Required work.
The data is to be retyped in full, exactly.
** Opening Provided material block **
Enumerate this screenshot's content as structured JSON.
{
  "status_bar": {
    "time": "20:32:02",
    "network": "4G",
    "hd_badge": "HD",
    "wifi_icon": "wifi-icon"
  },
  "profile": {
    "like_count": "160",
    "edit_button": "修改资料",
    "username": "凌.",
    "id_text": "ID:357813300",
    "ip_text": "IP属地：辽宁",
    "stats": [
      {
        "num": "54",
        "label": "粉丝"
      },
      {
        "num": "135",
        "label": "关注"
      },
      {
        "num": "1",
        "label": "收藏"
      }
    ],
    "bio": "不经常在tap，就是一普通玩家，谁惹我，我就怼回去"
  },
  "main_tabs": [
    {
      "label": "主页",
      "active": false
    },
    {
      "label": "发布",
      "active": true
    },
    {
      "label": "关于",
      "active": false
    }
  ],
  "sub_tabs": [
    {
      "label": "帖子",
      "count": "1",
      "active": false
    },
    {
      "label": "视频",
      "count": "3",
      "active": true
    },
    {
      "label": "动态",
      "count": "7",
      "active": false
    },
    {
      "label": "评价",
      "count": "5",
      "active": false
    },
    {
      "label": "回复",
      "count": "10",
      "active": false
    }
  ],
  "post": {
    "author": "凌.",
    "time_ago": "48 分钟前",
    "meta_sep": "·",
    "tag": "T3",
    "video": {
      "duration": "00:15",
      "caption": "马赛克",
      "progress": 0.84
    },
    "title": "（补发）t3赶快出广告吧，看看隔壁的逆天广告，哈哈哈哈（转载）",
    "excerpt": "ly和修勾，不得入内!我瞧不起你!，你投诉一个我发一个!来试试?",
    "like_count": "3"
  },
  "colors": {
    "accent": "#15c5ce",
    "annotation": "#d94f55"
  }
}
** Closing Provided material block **
Exercise solution.
Enumerate this screenshot's content as structured JSON.
{
  "status_bar": {
    "time": "20:32:02",
    "network": "4G",
    "hd_badge": "HD",
    "wifi_icon": "wifi-icon"
  },
  "profile": {
    "like_count": "160",
    "edit_button": "修改资料",
    "username": "凌.",
    "id_text": "ID:357813300",
    "ip_text": "IP属地：辽宁",
    "stats": [
      {
        "num": "54",
        "label": "粉丝"
      },
      {
        "num": "135",
        "label": "关注"
      },
      {
        "num": "1",
        "label": "收藏"
      }
    ],
    "bio": "不经常在tap，就是一普通玩家，谁惹我，我就怼回去"
  },
  "main_tabs": [
    {
      "label": "主页",
      "active": false
    },
    {
      "label": "发布",
      "active": true
    },
    {
      "label": "关于",
      "active": false
    }
  ],
  "sub_tabs": [
    {
      "label": "帖子",
      "count": "1",
      "active": false
    },
    {
      "label": "视频",
      "count": "3",
      "active": true
    },
    {
      "label": "动态",
      "count": "7",
      "active": false
    },
    {
      "label": "评价",
      "count": "5",
      "active": false
    },
    {
      "label": "回复",
      "count": "10",
      "active": false
    }
  ],
  "post": {
    "author": "凌.",
    "time_ago": "48 分钟前",
    "meta_sep": "·",
    "tag": "T3",
    "video": {
      "duration": "00:15",
      "caption": "马赛克",
      "progress": 0.84
    },
    "title": "（补发）t3赶快出广告吧，看看隔壁的逆天广告，哈哈哈哈（转载）",
    "excerpt": "ly和修勾，不得入内!我瞧不起你!，你投诉一个我发一个!来试试?",
    "like_count": "3"
  },
  "colors": {
    "accent": "#15c5ce",
    "annotation": "#d94f55"
  }
}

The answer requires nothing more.